• _PROBLEM STATEMENT_
Look for "screenshot" in each line of the records, and copy the lines that have it.

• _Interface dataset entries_
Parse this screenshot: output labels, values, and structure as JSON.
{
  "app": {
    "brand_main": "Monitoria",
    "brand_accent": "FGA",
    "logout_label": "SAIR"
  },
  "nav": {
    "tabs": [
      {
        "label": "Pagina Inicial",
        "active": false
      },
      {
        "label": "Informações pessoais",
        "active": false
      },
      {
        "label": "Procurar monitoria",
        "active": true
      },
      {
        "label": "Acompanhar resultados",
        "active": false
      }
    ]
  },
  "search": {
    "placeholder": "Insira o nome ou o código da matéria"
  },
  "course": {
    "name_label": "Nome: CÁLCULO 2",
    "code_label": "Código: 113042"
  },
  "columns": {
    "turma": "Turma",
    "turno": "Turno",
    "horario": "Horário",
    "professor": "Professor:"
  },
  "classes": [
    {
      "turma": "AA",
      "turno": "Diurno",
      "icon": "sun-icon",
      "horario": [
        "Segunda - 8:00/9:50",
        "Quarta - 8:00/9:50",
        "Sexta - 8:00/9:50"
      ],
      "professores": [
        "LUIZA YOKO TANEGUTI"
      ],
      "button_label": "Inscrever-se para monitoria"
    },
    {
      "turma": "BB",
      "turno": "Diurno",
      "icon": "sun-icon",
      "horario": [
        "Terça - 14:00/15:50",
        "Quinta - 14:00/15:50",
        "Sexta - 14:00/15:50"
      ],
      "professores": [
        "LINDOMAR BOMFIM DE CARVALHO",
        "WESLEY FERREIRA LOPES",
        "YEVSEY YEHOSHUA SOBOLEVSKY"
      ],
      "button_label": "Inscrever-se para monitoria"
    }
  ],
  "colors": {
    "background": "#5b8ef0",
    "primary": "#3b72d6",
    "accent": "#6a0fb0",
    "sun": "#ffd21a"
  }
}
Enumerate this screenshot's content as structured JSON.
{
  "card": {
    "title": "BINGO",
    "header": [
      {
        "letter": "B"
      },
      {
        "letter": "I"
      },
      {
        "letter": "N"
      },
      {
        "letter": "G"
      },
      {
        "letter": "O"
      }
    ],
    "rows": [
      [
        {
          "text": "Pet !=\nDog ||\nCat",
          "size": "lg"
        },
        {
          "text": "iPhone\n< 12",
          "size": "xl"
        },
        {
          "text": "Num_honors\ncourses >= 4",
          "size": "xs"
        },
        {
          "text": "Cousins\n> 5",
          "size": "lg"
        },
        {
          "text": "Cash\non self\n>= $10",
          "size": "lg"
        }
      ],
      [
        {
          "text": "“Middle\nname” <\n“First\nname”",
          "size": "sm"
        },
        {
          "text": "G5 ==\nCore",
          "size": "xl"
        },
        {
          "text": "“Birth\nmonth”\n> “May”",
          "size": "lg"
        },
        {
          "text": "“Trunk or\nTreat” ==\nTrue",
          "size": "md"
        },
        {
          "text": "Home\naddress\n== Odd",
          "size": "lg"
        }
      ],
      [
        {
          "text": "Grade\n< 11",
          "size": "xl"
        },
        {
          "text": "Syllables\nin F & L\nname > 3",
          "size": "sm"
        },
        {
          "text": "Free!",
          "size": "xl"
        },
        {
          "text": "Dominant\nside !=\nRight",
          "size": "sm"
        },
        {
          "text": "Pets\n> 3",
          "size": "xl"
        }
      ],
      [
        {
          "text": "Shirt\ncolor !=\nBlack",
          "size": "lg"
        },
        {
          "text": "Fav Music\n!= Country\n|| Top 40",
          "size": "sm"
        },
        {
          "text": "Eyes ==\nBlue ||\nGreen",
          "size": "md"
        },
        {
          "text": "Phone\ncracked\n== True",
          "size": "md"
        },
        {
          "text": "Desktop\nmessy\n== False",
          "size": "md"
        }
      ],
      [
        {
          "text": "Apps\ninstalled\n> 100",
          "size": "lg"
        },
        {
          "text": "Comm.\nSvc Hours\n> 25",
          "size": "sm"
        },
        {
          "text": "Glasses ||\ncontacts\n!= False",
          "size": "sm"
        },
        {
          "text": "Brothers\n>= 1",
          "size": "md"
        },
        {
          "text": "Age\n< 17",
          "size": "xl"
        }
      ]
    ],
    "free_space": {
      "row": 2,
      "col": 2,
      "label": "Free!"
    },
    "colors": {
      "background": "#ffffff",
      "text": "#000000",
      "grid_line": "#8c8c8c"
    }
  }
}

• _REPLY_
Parse this screenshot: output labels, values, and structure as JSON.
Enumerate this screenshot's content as structured JSON.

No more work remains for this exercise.